Garage for restitution site

An overview of what the development would look like from different angles.

A family removed from Constantia under apartheid want to build a BMW dealership off Ladies Mile on land granted to them by a restitution deal.

Their application comes hot on the heels of the opening late last year of the Constantia Emporium, which was built on a land-restitution site.

The City of Cape Town is considering the application for a “motor repair garage” on the remainder of Erf 4724 and Erf 14038, on Ladies Mile Road in Constantia.

The two properties are bounded by the M3 on its eastern side, Ladies Mile Road and Spaanschemat River Road on its western side, and Kendal Road to the north.
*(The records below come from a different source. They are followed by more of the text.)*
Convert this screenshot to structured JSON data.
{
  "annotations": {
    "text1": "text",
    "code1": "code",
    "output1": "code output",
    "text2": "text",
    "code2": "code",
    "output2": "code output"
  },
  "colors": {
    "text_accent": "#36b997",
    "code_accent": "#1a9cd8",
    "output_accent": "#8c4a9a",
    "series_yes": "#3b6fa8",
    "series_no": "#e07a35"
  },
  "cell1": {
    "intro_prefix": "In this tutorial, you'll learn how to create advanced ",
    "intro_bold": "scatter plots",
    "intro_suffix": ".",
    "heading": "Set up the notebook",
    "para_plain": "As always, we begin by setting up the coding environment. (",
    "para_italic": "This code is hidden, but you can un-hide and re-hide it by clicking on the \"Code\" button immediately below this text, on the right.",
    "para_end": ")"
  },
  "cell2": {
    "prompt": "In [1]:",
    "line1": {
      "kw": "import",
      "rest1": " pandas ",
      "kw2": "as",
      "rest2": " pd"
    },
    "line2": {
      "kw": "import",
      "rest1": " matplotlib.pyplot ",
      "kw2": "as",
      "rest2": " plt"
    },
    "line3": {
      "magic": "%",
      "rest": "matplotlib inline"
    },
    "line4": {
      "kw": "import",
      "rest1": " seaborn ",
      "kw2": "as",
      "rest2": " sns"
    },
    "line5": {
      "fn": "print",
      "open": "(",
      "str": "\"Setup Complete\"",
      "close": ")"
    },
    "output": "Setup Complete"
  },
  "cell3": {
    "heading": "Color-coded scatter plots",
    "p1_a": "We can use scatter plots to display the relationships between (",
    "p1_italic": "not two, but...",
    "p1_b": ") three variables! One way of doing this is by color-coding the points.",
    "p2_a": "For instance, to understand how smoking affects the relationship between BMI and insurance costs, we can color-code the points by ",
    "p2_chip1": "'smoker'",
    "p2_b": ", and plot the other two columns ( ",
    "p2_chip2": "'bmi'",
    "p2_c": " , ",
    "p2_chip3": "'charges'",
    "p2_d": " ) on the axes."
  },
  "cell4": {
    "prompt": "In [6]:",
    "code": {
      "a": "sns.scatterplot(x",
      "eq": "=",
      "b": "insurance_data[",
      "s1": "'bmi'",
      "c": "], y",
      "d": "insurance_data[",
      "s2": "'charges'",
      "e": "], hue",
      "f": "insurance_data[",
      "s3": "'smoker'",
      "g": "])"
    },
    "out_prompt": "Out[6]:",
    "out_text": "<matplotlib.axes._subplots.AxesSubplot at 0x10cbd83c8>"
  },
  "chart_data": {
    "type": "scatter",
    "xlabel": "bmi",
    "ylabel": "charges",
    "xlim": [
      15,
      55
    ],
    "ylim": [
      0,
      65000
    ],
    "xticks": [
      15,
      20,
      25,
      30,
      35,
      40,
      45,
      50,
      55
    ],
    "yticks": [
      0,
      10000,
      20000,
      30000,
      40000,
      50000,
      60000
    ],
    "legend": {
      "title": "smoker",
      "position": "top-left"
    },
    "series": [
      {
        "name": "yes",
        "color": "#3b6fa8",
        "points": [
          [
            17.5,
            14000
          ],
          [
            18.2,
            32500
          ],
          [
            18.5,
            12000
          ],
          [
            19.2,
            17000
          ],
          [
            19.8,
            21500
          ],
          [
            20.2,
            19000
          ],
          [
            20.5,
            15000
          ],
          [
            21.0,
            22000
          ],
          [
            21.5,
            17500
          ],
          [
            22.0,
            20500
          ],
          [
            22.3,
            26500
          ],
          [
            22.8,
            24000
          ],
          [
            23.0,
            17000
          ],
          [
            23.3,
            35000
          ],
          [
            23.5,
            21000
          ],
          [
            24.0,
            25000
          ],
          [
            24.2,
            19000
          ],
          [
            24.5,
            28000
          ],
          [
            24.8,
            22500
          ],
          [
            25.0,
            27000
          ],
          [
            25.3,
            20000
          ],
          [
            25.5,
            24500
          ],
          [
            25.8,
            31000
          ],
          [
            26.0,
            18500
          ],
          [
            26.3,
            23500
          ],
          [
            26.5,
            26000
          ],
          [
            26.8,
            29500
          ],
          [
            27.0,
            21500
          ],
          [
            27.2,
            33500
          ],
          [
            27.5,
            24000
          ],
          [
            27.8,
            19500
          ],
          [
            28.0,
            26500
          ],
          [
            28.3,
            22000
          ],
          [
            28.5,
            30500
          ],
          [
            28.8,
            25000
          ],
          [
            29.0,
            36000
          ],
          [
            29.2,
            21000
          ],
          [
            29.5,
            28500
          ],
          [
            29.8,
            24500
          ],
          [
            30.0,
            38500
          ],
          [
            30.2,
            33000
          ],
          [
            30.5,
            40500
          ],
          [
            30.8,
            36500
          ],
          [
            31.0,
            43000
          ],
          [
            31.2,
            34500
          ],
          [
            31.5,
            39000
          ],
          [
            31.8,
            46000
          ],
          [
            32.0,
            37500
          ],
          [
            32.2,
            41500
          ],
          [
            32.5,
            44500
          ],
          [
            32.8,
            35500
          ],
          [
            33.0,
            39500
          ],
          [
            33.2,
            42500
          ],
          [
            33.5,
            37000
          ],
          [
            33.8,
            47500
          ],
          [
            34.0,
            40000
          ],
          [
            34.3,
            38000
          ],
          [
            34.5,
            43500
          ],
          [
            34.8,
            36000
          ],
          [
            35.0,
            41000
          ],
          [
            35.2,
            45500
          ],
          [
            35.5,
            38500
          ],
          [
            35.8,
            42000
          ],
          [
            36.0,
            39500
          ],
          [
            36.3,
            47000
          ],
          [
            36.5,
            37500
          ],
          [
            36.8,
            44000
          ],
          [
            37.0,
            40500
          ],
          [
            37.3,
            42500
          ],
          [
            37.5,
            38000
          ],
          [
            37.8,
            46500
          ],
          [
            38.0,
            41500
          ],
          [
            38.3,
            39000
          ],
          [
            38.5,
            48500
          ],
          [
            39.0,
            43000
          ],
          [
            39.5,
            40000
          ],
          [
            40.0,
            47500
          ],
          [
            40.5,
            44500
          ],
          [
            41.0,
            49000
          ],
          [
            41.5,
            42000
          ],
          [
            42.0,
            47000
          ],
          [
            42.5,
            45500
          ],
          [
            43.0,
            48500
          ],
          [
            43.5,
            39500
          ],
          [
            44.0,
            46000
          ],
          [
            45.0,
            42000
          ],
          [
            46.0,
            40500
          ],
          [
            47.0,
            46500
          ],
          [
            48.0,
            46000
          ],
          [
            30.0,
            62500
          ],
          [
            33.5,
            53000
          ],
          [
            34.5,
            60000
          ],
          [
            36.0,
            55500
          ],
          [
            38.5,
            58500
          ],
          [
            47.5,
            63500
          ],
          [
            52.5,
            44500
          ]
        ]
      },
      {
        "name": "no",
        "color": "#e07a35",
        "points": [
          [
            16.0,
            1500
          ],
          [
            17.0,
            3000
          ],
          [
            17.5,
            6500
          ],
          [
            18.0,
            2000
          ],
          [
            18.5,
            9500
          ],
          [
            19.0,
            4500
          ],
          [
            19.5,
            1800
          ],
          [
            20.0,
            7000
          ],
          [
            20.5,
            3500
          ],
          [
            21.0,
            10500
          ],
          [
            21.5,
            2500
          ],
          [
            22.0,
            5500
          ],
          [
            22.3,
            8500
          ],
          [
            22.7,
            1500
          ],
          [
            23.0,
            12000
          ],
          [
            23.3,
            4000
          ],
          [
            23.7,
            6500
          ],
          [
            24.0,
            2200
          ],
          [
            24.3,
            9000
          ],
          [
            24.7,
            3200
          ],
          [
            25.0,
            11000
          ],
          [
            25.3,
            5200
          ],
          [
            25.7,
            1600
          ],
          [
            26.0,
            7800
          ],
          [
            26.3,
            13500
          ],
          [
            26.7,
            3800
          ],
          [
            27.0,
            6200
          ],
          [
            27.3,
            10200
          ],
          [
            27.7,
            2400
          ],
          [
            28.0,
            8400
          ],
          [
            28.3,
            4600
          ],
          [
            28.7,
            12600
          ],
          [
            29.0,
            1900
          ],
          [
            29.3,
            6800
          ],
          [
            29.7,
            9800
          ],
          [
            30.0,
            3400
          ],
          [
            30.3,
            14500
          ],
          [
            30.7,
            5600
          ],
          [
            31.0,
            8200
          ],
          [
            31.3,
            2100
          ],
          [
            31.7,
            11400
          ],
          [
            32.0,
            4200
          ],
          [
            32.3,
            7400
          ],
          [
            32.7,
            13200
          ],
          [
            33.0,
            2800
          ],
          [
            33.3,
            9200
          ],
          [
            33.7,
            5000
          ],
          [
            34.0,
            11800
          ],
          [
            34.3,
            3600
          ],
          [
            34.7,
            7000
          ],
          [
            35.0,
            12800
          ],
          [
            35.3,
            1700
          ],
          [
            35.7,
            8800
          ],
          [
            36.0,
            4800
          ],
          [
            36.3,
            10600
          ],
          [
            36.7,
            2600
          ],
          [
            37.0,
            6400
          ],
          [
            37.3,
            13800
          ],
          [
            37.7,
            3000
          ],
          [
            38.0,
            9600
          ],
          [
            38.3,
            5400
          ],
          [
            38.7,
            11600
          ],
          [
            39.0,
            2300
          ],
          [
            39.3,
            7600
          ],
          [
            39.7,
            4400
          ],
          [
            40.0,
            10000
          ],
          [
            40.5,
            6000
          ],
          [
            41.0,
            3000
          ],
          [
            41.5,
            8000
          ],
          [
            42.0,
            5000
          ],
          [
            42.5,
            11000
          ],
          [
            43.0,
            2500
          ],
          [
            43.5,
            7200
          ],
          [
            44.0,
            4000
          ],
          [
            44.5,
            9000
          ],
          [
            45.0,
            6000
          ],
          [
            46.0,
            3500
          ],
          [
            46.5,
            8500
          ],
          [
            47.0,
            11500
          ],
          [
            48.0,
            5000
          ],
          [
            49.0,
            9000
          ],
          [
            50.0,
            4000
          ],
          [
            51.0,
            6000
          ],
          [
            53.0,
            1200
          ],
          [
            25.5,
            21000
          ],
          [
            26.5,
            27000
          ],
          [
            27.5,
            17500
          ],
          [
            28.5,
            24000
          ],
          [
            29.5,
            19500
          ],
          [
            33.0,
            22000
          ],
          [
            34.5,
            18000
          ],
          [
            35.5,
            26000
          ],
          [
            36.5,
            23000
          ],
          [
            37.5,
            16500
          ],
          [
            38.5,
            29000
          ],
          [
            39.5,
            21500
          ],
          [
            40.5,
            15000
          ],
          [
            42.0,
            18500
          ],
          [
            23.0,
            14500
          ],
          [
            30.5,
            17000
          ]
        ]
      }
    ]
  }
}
The application was made by the Kherekar Family Trust, which owns Erf 14308. The City owns the remaining extent of Erf 4724 Constantia.

The trust wants to acquire the City portion and rezone pieces of land for general business purposes.

The Kherekars were once neighbours of the Solomon family, who own the site of the Constantia Emporium. The two families now once again find themselves neighbours following land-restitution deals.

According to the Kherekar Family Trust’s motivation report, forced removals in the 1960s saw small properties comprising the Sillery Farm consolidated into a single 4.3-hectare plot, Erf 4724, which today remains the site of ongoing land restitution cases.

The report states that on November 15 2017, Erf 14038 (a portion of Erf 4724) was registered in the name of the Kherekar Family Trust, which has struck a deal with a “partnering development agent” to establish the BMW dealership.

The trust applied to the City in May 2018 to acquire the neighbouring portion of Erf 4724 and in October of that year the City agreed in principle to sell the portion.

The Kherekar Family Trust now wants to subdivide the southern portion of the remaining extent of Erf 4724 and rezone Erf 14038 and the southern portion of the remaining extent of Erf 4724 from utility to general business.

The trust is also seeking consent use for a “motor repair garage”.

The closing date for comments and objections is today.

Constantia Ratepayers’ and Residents’ Association (CRRA) chairwoman, Sheila Camerer, said they would be submitting comments on the proposed development.

She said the CRRA was concerned about the scale of the development and the impact on the surrounding views from the M3 scenic route and nearby homes; the impact on traffic; and access to the site from a new entrance road off a traffic circle at the Ladies Mile Road/ Spaanschemat River Road intersection.

Ms Camerer said the CRRA had learnt the proposed development would comprise several buildings with extensive parking and would be virtually on the Ladies Mile building line.

“It will be highly visible from the M3 highway,” she said.

“Given the number of stakeholders involved, there is a danger that the remainder of Erf 4724 Constantia will proceed in a piecemeal fashion and the cumulative effect of this cannot be clearly visualised. Neither can the cumulative effect of the traffic impact and longer-term sustainability of existing services be determined.”

Rashaad Solomon, chairperson of the Solomon Family Trust, said they fully supported their old neighbours, the Kherekars, who had suffered the same fate as them under the Group Areas Act.

“This is restitution. I was born on that land in 1945. It is that family’s right to do what they want with that land. The Constantia people must understand.

“This is a democratic South Africa, and the lives of our families were destroyed when we were removed from our homes. They must stop carrying on like that. That ground doesn’t belong to them.”

He added: “When they established that Constantia association (CRRA) in the 1950s, they didn’t even allow us to be a part of that because we were people of colour.”

Muain Kherekar told the Bulletin on Monday that his 81-year-old father, who is
the land applicant and spokesperson for the family, would speak to the media at a later stage.